ST. LOUIS — When Gene Dobbs Bradford, president and CEO of Jazz St. Louis, was seeking a candidate to fill the company’s new creative advisor role, he envisioned someone who could not only connect Jazz music to a broader audience, but also someone who was an effective communicator and not afraid to build strong communal relationships.
“I was interested in selecting someone who could create jazz events that would integrate other art forms including visual arts, Hip-Hop, and Blues music.” Bradford said.
He selected Keyon Harrold, Ferguson native, activist and Grammy-winning jazz trumpeter, as the best fit for the three-year appointment on behalf of The Andrew W. Mellon Foundation.
Harrold’s responsibilities will be to curate annual performances including a five-night engagement at Jazz St. Louis; involvement in the Jazz Speaks and residency programs for the 2022-23 season; and a commissioned piece that reflects on the St. Louis community that will conclude the 2023-24 season.
Among Harrold’s goals are spreading Jazz knowledge to a younger audience and ushering in a new wave of music and musicians to seasoned JSL members to highlight jazz’s evolution.
“I want to go into the schools doing outreach and mentoring kids in hope of impacting their artistic roles,” Harrold said. “I want kids to see what it takes to be great, a musician and see how you can have a deep love for music.”
Dobbs said Harrold’s focus on social activism “proves he knows how to communicate well, listen to others, and express his own views.”
Harrold and his 14-year-old son, Keyon Harrold Jr., were put center stage as activists and everyday African-Americans in late December after a racially charged incident in New York.
Harrold Jr., was confronted at the Arlo Hotel in Manhattan by a 22-year-old white woman, Miya Ponsetto, who falsely accused him of stealing her cellphone.

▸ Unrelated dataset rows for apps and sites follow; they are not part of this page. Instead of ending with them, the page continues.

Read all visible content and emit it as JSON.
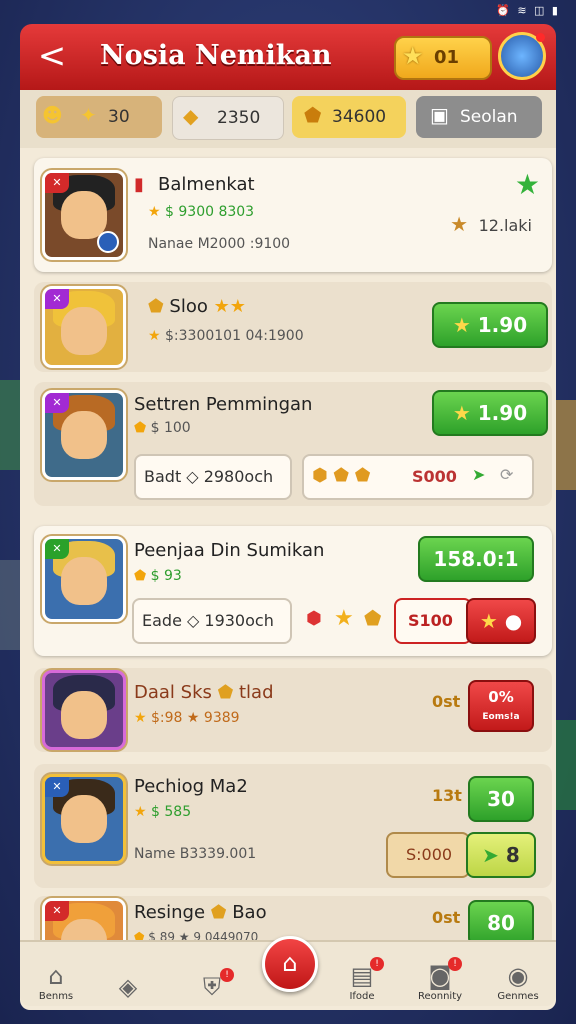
{
  "status": {
    "icons": "⏰ ≋ ◫ ▮"
  },
  "header": {
    "back": "<",
    "title": "Nosia Nemikan",
    "coins": "01"
  },
  "currency": [
    {
      "value": "30",
      "icon": "✦"
    },
    {
      "value": "2350",
      "icon": "◆"
    },
    {
      "value": "34600",
      "icon": "⬟"
    },
    {
      "value": "Seolan",
      "icon": "▣"
    }
  ],
  "rows": [
    {
      "name": "Balmenkat",
      "sub1": "$ 9300 8303",
      "sub2": "Nanae  M2000 :9100",
      "right": "12.laki"
    },
    {
      "name": "Sloo",
      "sub1": "$:3300101 04:1900",
      "price": "1.90"
    },
    {
      "name": "Settren Pemmingan",
      "sub1": "$ 100",
      "price": "1.90",
      "pill": "Badt  ◇ 2980och",
      "cost": "S000"
    },
    {
      "name": "Peenjaa Din Sumikan",
      "sub1": "$ 93",
      "price": "158.0:1",
      "pill": "Eade  ◇ 1930och",
      "cost": "S100"
    },
    {
      "name": "Daal Sks",
      "sub_extra": "tlad",
      "sub1": "$:98 ★ 9389",
      "tag": "0st",
      "red_top": "0%",
      "red_bottom": "Eoms!a"
    },
    {
      "name": "Pechiog Ma2",
      "sub1": "$ 585",
      "sub2": "Name  B3339.001",
      "tag": "13t",
      "price": "30",
      "cost": "S:000",
      "cost_num": "8"
    },
    {
      "name": "Resinge",
      "sub_extra": "Bao",
      "sub1": "$ 89 ★ 9 0449070",
      "tag": "0st",
      "price": "80"
    }
  ],
  "nav": [
    {
      "label": "Benms"
    },
    {
      "label": ""
    },
    {
      "label": ""
    },
    {
      "label": ""
    },
    {
      "label": "Ifode"
    },
    {
      "label": "Reonnity"
    },
    {
      "label": "Genmes"
    }
  ],
  "colors": {
    "header_red": "#d92c2c",
    "green": "#3fb83a",
    "gold": "#f2a50c",
    "panel": "#f3ead9"
  }
}
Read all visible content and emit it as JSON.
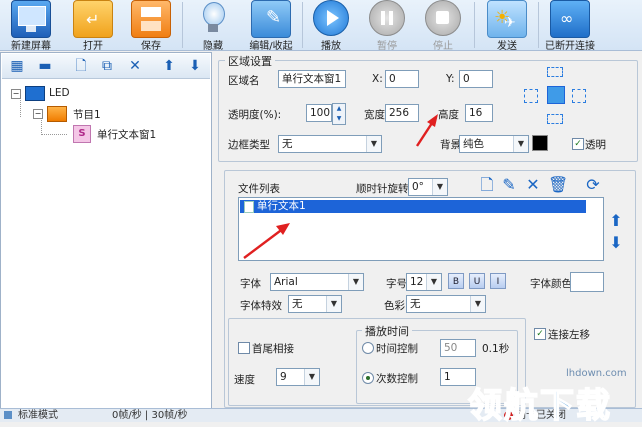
{
  "toolbar": {
    "new_screen": "新建屏幕",
    "open": "打开",
    "save": "保存",
    "hide": "隐藏",
    "edit_collapse": "编辑/收起",
    "play": "播放",
    "pause": "暂停",
    "stop": "停止",
    "send": "发送",
    "disconnected": "已断开连接"
  },
  "tree": {
    "root": "LED",
    "program": "节目1",
    "window": "单行文本窗1"
  },
  "region": {
    "title": "区域设置",
    "name_label": "区域名",
    "name_value": "单行文本窗1",
    "x_label": "X:",
    "x_value": "0",
    "y_label": "Y:",
    "y_value": "0",
    "opacity_label": "透明度(%):",
    "opacity_value": "100",
    "width_label": "宽度",
    "width_value": "256",
    "height_label": "高度",
    "height_value": "16",
    "border_label": "边框类型",
    "border_value": "无",
    "bg_label": "背景",
    "bg_value": "纯色",
    "transparent_label": "透明"
  },
  "files": {
    "list_label": "文件列表",
    "rotate_label": "顺时针旋转",
    "rotate_value": "0°",
    "items": [
      "单行文本1"
    ]
  },
  "font": {
    "font_label": "字体",
    "font_value": "Arial",
    "size_label": "字号",
    "size_value": "12",
    "bold": "B",
    "underline": "U",
    "italic": "I",
    "color_label": "字体颜色",
    "effect_label": "字体特效",
    "effect_value": "无",
    "colorize_label": "色彩",
    "colorize_value": "无"
  },
  "play": {
    "head_tail_label": "首尾相接",
    "speed_label": "速度",
    "speed_value": "9",
    "time_group": "播放时间",
    "time_control_label": "时间控制",
    "time_value": "50",
    "time_unit": "0.1秒",
    "count_control_label": "次数控制",
    "count_value": "1",
    "continuous_left_label": "连接左移"
  },
  "status": {
    "mode": "标准模式",
    "fps": "0帧/秒 | 30帧/秒",
    "net": "网卡已关闭"
  },
  "watermark": {
    "site": "lhdown.com",
    "brand": "领航下载"
  },
  "colors": {
    "accent_blue": "#2b7de0",
    "arrow_red": "#e02020",
    "selection_blue": "#1d64d8"
  }
}
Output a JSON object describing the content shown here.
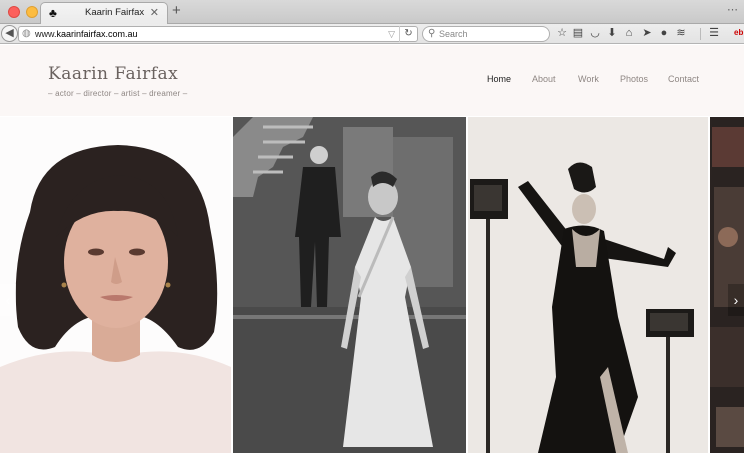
{
  "browser": {
    "tab_title": "Kaarin Fairfax",
    "url_prefix": "www.",
    "url_domain": "kaarinfairfax.com.au",
    "search_placeholder": "Search"
  },
  "site": {
    "title": "Kaarin Fairfax",
    "tagline": "– actor – director – artist – dreamer –"
  },
  "nav": {
    "home": "Home",
    "about": "About",
    "work": "Work",
    "photos": "Photos",
    "contact": "Contact"
  },
  "colors": {
    "header_bg": "#fbf7f6",
    "logo": "#6a625f",
    "nav_active": "#222222",
    "nav_inactive": "#8f8784"
  },
  "icons": {
    "favicon": "club-icon",
    "slider_prev": "chevron-left-icon",
    "slider_next": "chevron-right-icon"
  }
}
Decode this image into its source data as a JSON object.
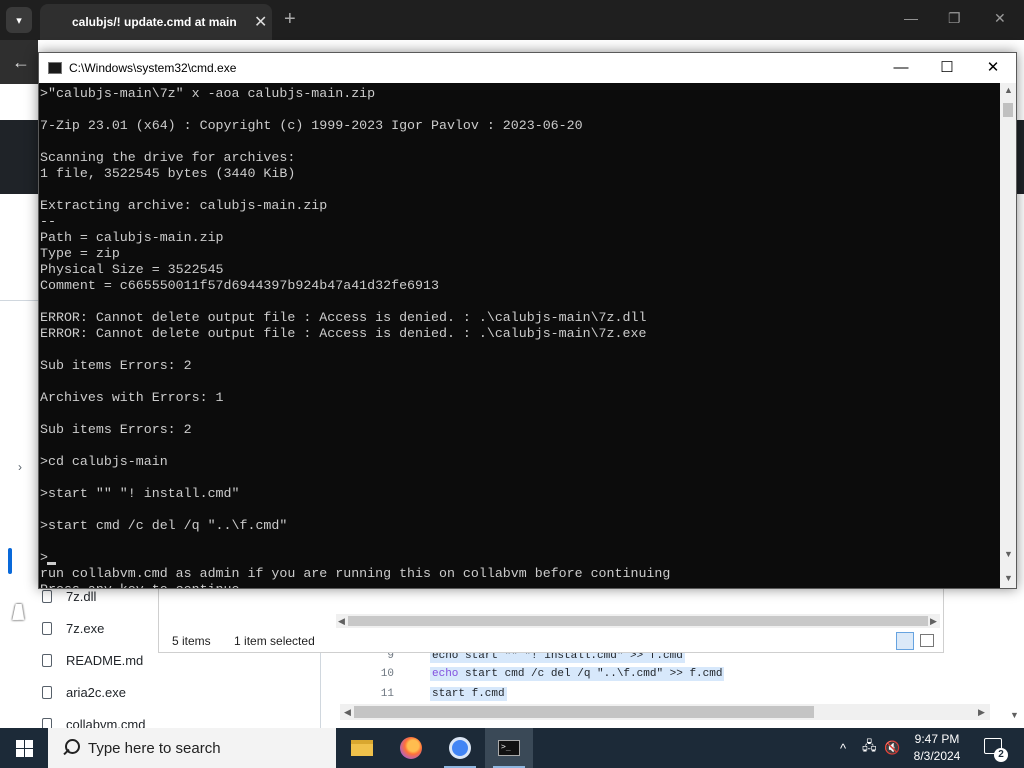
{
  "browser": {
    "tab_title": "calubjs/! update.cmd at main",
    "tab_close": "✕",
    "new_tab": "+",
    "minimize": "—",
    "restore": "❐",
    "close": "✕",
    "back": "←"
  },
  "cmd": {
    "title": "C:\\Windows\\system32\\cmd.exe",
    "minimize": "—",
    "maximize": "☐",
    "close": "✕",
    "lines": [
      ">\"calubjs-main\\7z\" x -aoa calubjs-main.zip",
      "",
      "7-Zip 23.01 (x64) : Copyright (c) 1999-2023 Igor Pavlov : 2023-06-20",
      "",
      "Scanning the drive for archives:",
      "1 file, 3522545 bytes (3440 KiB)",
      "",
      "Extracting archive: calubjs-main.zip",
      "--",
      "Path = calubjs-main.zip",
      "Type = zip",
      "Physical Size = 3522545",
      "Comment = c665550011f57d6944397b924b47a41d32fe6913",
      "",
      "ERROR: Cannot delete output file : Access is denied. : .\\calubjs-main\\7z.dll",
      "ERROR: Cannot delete output file : Access is denied. : .\\calubjs-main\\7z.exe",
      "",
      "Sub items Errors: 2",
      "",
      "Archives with Errors: 1",
      "",
      "Sub items Errors: 2",
      "",
      ">cd calubjs-main",
      "",
      ">start \"\" \"! install.cmd\"",
      "",
      ">start cmd /c del /q \"..\\f.cmd\"",
      "",
      ">",
      "run collabvm.cmd as admin if you are running this on collabvm before continuing",
      "Press any key to continue . . ."
    ]
  },
  "explorer": {
    "items_count": "5 items",
    "selected": "1 item selected"
  },
  "files": [
    "7z.dll",
    "7z.exe",
    "README.md",
    "aria2c.exe",
    "collabvm.cmd"
  ],
  "code": [
    {
      "num": "9",
      "text": "echo start \"\" \"! install.cmd\" >> f.cmd"
    },
    {
      "num": "10",
      "kw": "echo",
      "text": " start cmd /c del /q \"..\\f.cmd\" >> f.cmd"
    },
    {
      "num": "11",
      "text": "start f.cmd"
    }
  ],
  "taskbar": {
    "search_placeholder": "Type here to search",
    "time": "9:47 PM",
    "date": "8/3/2024",
    "notifications": "2",
    "tray_chevron": "^"
  }
}
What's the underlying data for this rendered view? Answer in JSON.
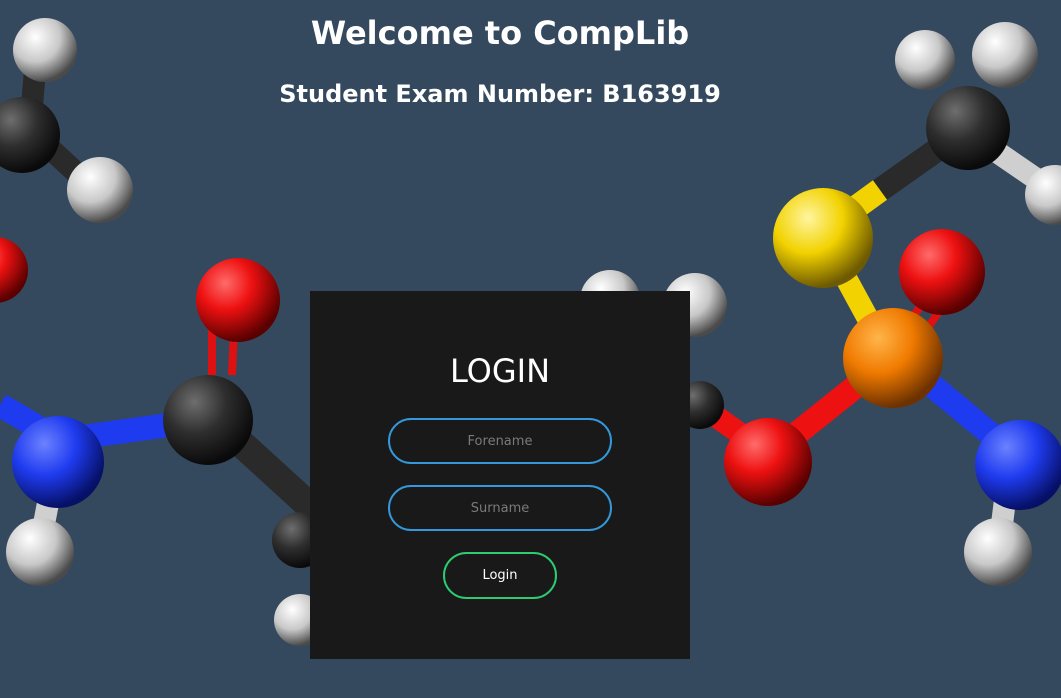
{
  "page": {
    "title": "Welcome to CompLib",
    "subtitle": "Student Exam Number: B163919"
  },
  "background": {
    "image": "molecule-ball-and-stick",
    "color": "#34495e"
  },
  "login": {
    "heading": "LOGIN",
    "forename_placeholder": "Forename",
    "forename_value": "",
    "surname_placeholder": "Surname",
    "surname_value": "",
    "button_label": "Login",
    "field_border_color": "#3498db",
    "button_border_color": "#2ecc71",
    "panel_color": "#191919"
  }
}
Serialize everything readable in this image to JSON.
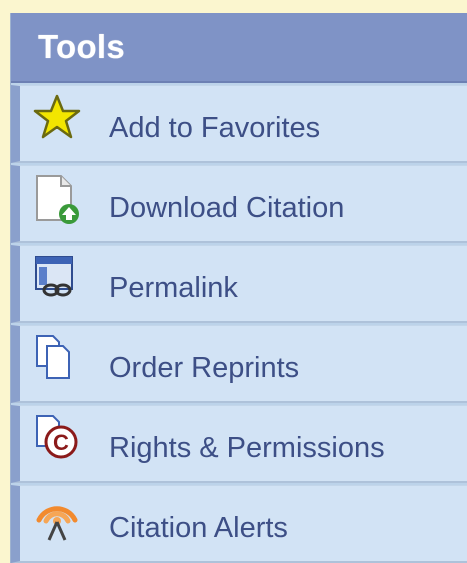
{
  "tools": {
    "title": "Tools",
    "items": [
      {
        "label": "Add to Favorites",
        "icon": "star-icon"
      },
      {
        "label": "Download Citation",
        "icon": "download-citation-icon"
      },
      {
        "label": "Permalink",
        "icon": "permalink-icon"
      },
      {
        "label": "Order Reprints",
        "icon": "reprints-icon"
      },
      {
        "label": "Rights & Permissions",
        "icon": "copyright-icon"
      },
      {
        "label": "Citation Alerts",
        "icon": "rss-alert-icon"
      }
    ]
  },
  "colors": {
    "background": "#fbf6cf",
    "header": "#7f93c6",
    "item_bg": "#d2e3f5",
    "item_accent": "#8aa0cc",
    "link_text": "#3d4f86"
  }
}
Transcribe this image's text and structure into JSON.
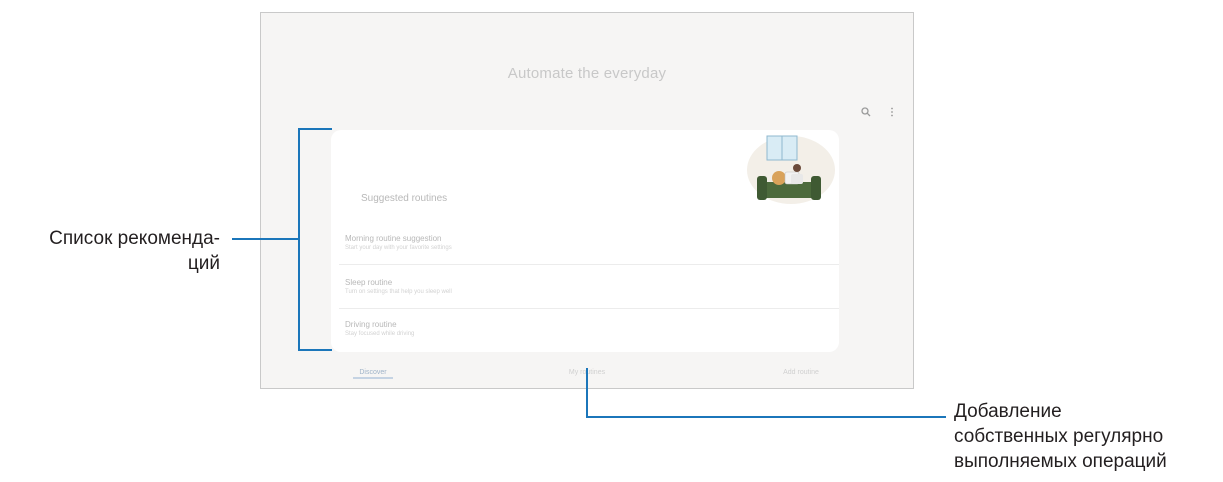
{
  "screen": {
    "title": "Automate the everyday",
    "toolbar": {
      "search_icon": "search-icon",
      "more_icon": "more-vert-icon"
    },
    "card": {
      "title": "Suggested routines",
      "items": [
        {
          "title": "Morning routine suggestion",
          "subtitle": "Start your day with your favorite settings"
        },
        {
          "title": "Sleep routine",
          "subtitle": "Turn on settings that help you sleep well"
        },
        {
          "title": "Driving routine",
          "subtitle": "Stay focused while driving"
        }
      ]
    },
    "tabs": [
      {
        "label": "Discover"
      },
      {
        "label": "My routines"
      },
      {
        "label": "Add routine"
      }
    ]
  },
  "callouts": {
    "left": {
      "line1": "Список рекоменда-",
      "line2": "ций"
    },
    "right": {
      "line1": "Добавление",
      "line2": "собственных регулярно",
      "line3": "выполняемых операций"
    }
  },
  "colors": {
    "accent_line": "#1b76ba"
  }
}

He recorded and posted a now viral video to social media.
In the clips, Ponsetto asked the hotel’s manager for help, while Harrold was visibly in shock. The manager asked Harrold Jr. to surrender his phone. The video concludes with Harrold and his son trying to leave the hotel when the woman tackled the teenager. The hotel later told Harrold the woman’s phone had been found.
After two separate investigations by the New York Police Department and the Manhattan district attorney's office, she was charged with attempted assault, attempted robbery, grand larceny and acting in a manner injurious to a child.
In March, the Harrold family announced they had filed a civil lawsuit against Ponsetto and the Arlo Hotel.
Harrold’s no stranger to JSL, Bradford said. He recalls seeing him perform there as a teenager, when it carried the name Jazz at the Bistro.
“He would take the initiative to check out other artists and introduce himself after their performance,” Dobbs said.
“He not only had talent, but he also had some swagger, and I think that’s one of the things that’s helped him get to where he is today.”
Harrold is now working at a place he spent much of his youth learning and honing his craft full-circle. He compares it to coming home from college and introducing your school friends to your family.
“It really is a full circle dream where I get a chance to come home and really add to the beauty of St. Louis,” Harrold said.
Musically, I get an opportunity to bring amazing acts, artists, amazing ideas and vibes to St. Louis. I’m looking forward to that.”
Harrold graduated from the School of Jazz at The New School in New York City. His first major job was working with Common, and he’s since performed with JAY-Z, Maxwell, D’Angelo, Rihanna, Eminem, Snoop Dogg and Beyoncé.
He’s appeared on dozens of albums and film projects and received acclaim for his trumpet performances in Don Cheadle’s Miles Davis biopic Miles Ahead. His solo album, “Introducing Keyon Harrold” was released in 2009, and he cut The Mugician in 2017.